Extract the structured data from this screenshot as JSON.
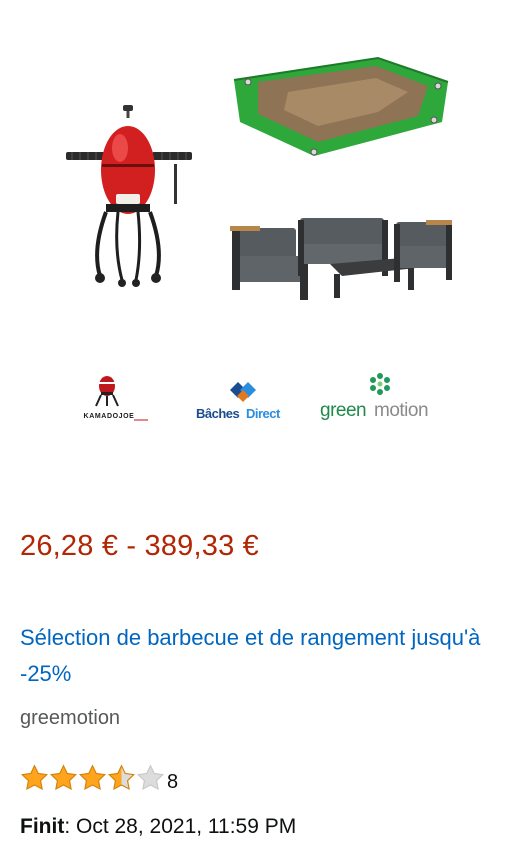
{
  "products": [
    {
      "name": "kamado-grill",
      "icon": "kamado-grill-image"
    },
    {
      "name": "tarpaulin",
      "icon": "green-tarp-image"
    },
    {
      "name": "garden-lounge-set",
      "icon": "outdoor-sofa-image"
    }
  ],
  "brands": {
    "kamado": {
      "text": "KAMADOJOE",
      "color": "#c0161d"
    },
    "baches": {
      "text_a": "Bâches",
      "text_b": "Direct",
      "color_a": "#1a4d8f",
      "color_b": "#2b8de0"
    },
    "green": {
      "text_a": "green",
      "text_b": "motion",
      "color_a": "#1f8a4c",
      "color_b": "#8a8a8a"
    }
  },
  "price_range": "26,28 € - 389,33 €",
  "title": "Sélection de barbecue et de rangement jusqu'à -25%",
  "brand": "greemotion",
  "rating": {
    "value": 3.5,
    "max": 5,
    "count": "8"
  },
  "deadline": {
    "label": "Finit",
    "separator": ": ",
    "value": "Oct 28, 2021, 11:59 PM"
  },
  "colors": {
    "price": "#b12704",
    "link": "#0066c0",
    "star": "#ffa41c",
    "star_empty": "#dcdcdc"
  }
}
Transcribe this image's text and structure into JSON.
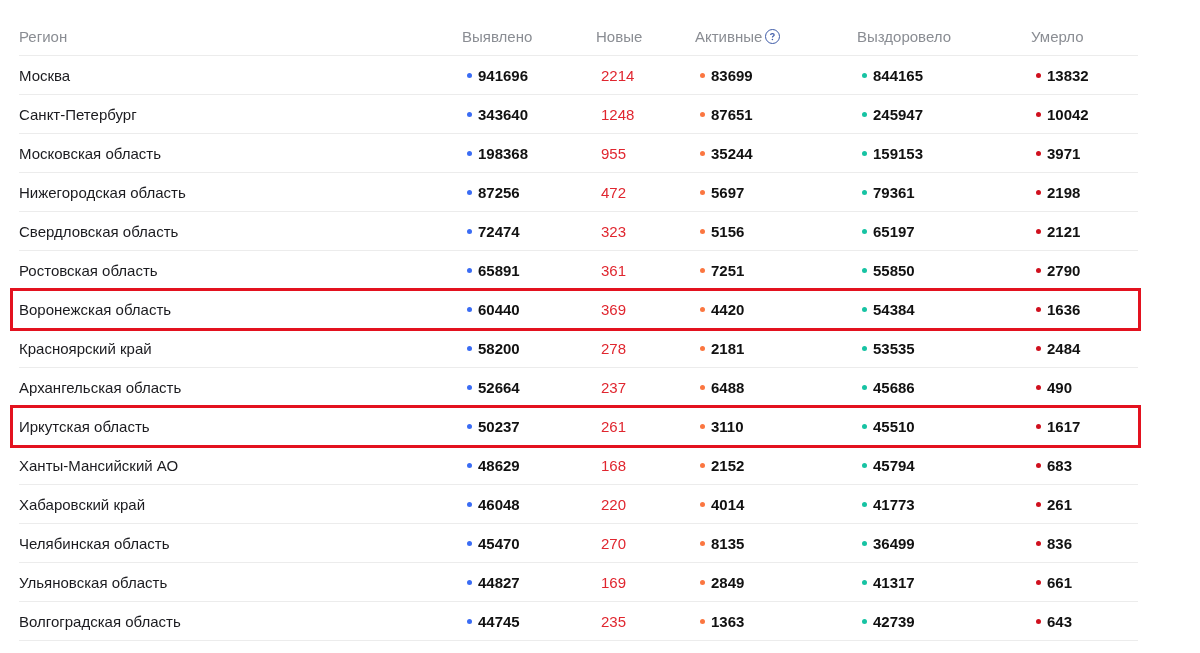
{
  "table": {
    "columns": [
      {
        "label": "Регион",
        "kind": "name",
        "help": false
      },
      {
        "label": "Выявлено",
        "kind": "dot",
        "color": "#3a6cf4",
        "help": false
      },
      {
        "label": "Новые",
        "kind": "plain",
        "color": "#e0262f",
        "help": false
      },
      {
        "label": "Активные",
        "kind": "dot",
        "color": "#fb7640",
        "help": true
      },
      {
        "label": "Выздоровело",
        "kind": "dot",
        "color": "#17c3a3",
        "help": false
      },
      {
        "label": "Умерло",
        "kind": "dot",
        "color": "#d0101e",
        "help": false
      }
    ],
    "rows": [
      {
        "cells": [
          "Москва",
          "941696",
          "2214",
          "83699",
          "844165",
          "13832"
        ],
        "highlighted": false
      },
      {
        "cells": [
          "Санкт-Петербург",
          "343640",
          "1248",
          "87651",
          "245947",
          "10042"
        ],
        "highlighted": false
      },
      {
        "cells": [
          "Московская область",
          "198368",
          "955",
          "35244",
          "159153",
          "3971"
        ],
        "highlighted": false
      },
      {
        "cells": [
          "Нижегородская область",
          "87256",
          "472",
          "5697",
          "79361",
          "2198"
        ],
        "highlighted": false
      },
      {
        "cells": [
          "Свердловская область",
          "72474",
          "323",
          "5156",
          "65197",
          "2121"
        ],
        "highlighted": false
      },
      {
        "cells": [
          "Ростовская область",
          "65891",
          "361",
          "7251",
          "55850",
          "2790"
        ],
        "highlighted": false
      },
      {
        "cells": [
          "Воронежская область",
          "60440",
          "369",
          "4420",
          "54384",
          "1636"
        ],
        "highlighted": true
      },
      {
        "cells": [
          "Красноярский край",
          "58200",
          "278",
          "2181",
          "53535",
          "2484"
        ],
        "highlighted": false
      },
      {
        "cells": [
          "Архангельская область",
          "52664",
          "237",
          "6488",
          "45686",
          "490"
        ],
        "highlighted": false
      },
      {
        "cells": [
          "Иркутская область",
          "50237",
          "261",
          "3110",
          "45510",
          "1617"
        ],
        "highlighted": true
      },
      {
        "cells": [
          "Ханты-Мансийский АО",
          "48629",
          "168",
          "2152",
          "45794",
          "683"
        ],
        "highlighted": false
      },
      {
        "cells": [
          "Хабаровский край",
          "46048",
          "220",
          "4014",
          "41773",
          "261"
        ],
        "highlighted": false
      },
      {
        "cells": [
          "Челябинская область",
          "45470",
          "270",
          "8135",
          "36499",
          "836"
        ],
        "highlighted": false
      },
      {
        "cells": [
          "Ульяновская область",
          "44827",
          "169",
          "2849",
          "41317",
          "661"
        ],
        "highlighted": false
      },
      {
        "cells": [
          "Волгоградская область",
          "44745",
          "235",
          "1363",
          "42739",
          "643"
        ],
        "highlighted": false
      }
    ]
  }
}
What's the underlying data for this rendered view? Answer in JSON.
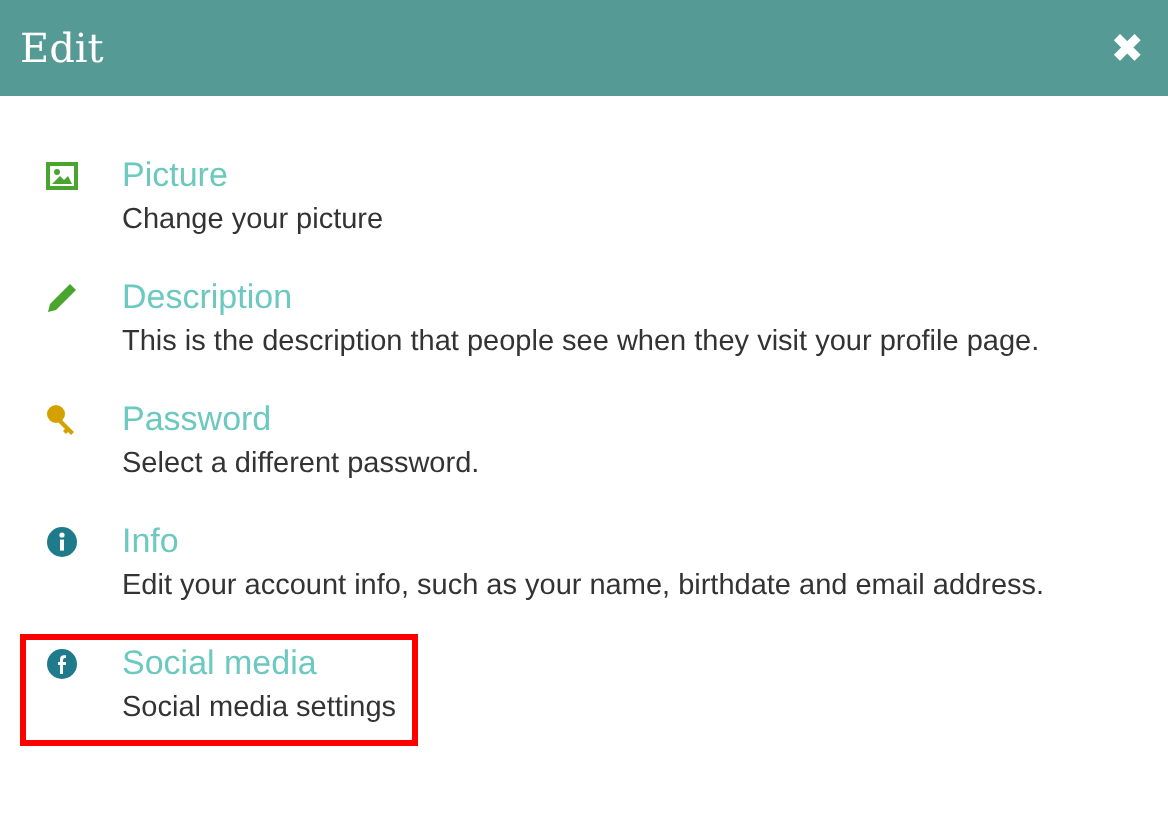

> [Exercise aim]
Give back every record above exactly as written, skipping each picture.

> [Response area]
Extract the structured data from this screenshot as JSON.
{
  "products": [
    {
      "name": "kamado-grill",
      "icon": "kamado-grill-image"
    },
    {
      "name": "tarpaulin",
      "icon": "green-tarp-image"
    },
    {
      "name": "garden-lounge-set",
      "icon": "outdoor-sofa-image"
    }
  ],
  "brands": {
    "kamado": {
      "text": "KAMADOJOE",
      "color": "#c0161d"
    },
    "baches": {
      "text_a": "Bâches",
      "text_b": "Direct",
      "color_a": "#1a4d8f",
      "color_b": "#2b8de0"
    },
    "green": {
      "text_a": "green",
      "text_b": "motion",
      "color_a": "#1f8a4c",
      "color_b": "#8a8a8a"
    }
  },
  "price_range": "26,28 € - 389,33 €",
  "title": "Sélection de barbecue et de rangement jusqu'à -25%",
  "brand": "greemotion",
  "rating": {
    "value": 3.5,
    "max": 5,
    "count": "8"
  },
  "deadline": {
    "label": "Finit",
    "separator": ": ",
    "value": "Oct 28, 2021, 11:59 PM"
  },
  "colors": {
    "price": "#b12704",
    "link": "#0066c0",
    "star": "#ffa41c",
    "star_empty": "#dcdcdc"
  }
}
Transcribe this image's text and structure into JSON.
{
  "table": {
    "columns": [
      {
        "label": "Регион",
        "kind": "name",
        "help": false
      },
      {
        "label": "Выявлено",
        "kind": "dot",
        "color": "#3a6cf4",
        "help": false
      },
      {
        "label": "Новые",
        "kind": "plain",
        "color": "#e0262f",
        "help": false
      },
      {
        "label": "Активные",
        "kind": "dot",
        "color": "#fb7640",
        "help": true
      },
      {
        "label": "Выздоровело",
        "kind": "dot",
        "color": "#17c3a3",
        "help": false
      },
      {
        "label": "Умерло",
        "kind": "dot",
        "color": "#d0101e",
        "help": false
      }
    ],
    "rows": [
      {
        "cells": [
          "Москва",
          "941696",
          "2214",
          "83699",
          "844165",
          "13832"
        ],
        "highlighted": false
      },
      {
        "cells": [
          "Санкт-Петербург",
          "343640",
          "1248",
          "87651",
          "245947",
          "10042"
        ],
        "highlighted": false
      },
      {
        "cells": [
          "Московская область",
          "198368",
          "955",
          "35244",
          "159153",
          "3971"
        ],
        "highlighted": false
      },
      {
        "cells": [
          "Нижегородская область",
          "87256",
          "472",
          "5697",
          "79361",
          "2198"
        ],
        "highlighted": false
      },
      {
        "cells": [
          "Свердловская область",
          "72474",
          "323",
          "5156",
          "65197",
          "2121"
        ],
        "highlighted": false
      },
      {
        "cells": [
          "Ростовская область",
          "65891",
          "361",
          "7251",
          "55850",
          "2790"
        ],
        "highlighted": false
      },
      {
        "cells": [
          "Воронежская область",
          "60440",
          "369",
          "4420",
          "54384",
          "1636"
        ],
        "highlighted": true
      },
      {
        "cells": [
          "Красноярский край",
          "58200",
          "278",
          "2181",
          "53535",
          "2484"
        ],
        "highlighted": false
      },
      {
        "cells": [
          "Архангельская область",
          "52664",
          "237",
          "6488",
          "45686",
          "490"
        ],
        "highlighted": false
      },
      {
        "cells": [
          "Иркутская область",
          "50237",
          "261",
          "3110",
          "45510",
          "1617"
        ],
        "highlighted": true
      },
      {
        "cells": [
          "Ханты-Мансийский АО",
          "48629",
          "168",
          "2152",
          "45794",
          "683"
        ],
        "highlighted": false
      },
      {
        "cells": [
          "Хабаровский край",
          "46048",
          "220",
          "4014",
          "41773",
          "261"
        ],
        "highlighted": false
      },
      {
        "cells": [
          "Челябинская область",
          "45470",
          "270",
          "8135",
          "36499",
          "836"
        ],
        "highlighted": false
      },
      {
        "cells": [
          "Ульяновская область",
          "44827",
          "169",
          "2849",
          "41317",
          "661"
        ],
        "highlighted": false
      },
      {
        "cells": [
          "Волгоградская область",
          "44745",
          "235",
          "1363",
          "42739",
          "643"
        ],
        "highlighted": false
      }
    ]
  }
}
What's the underlying data for this rendered view? Answer in JSON.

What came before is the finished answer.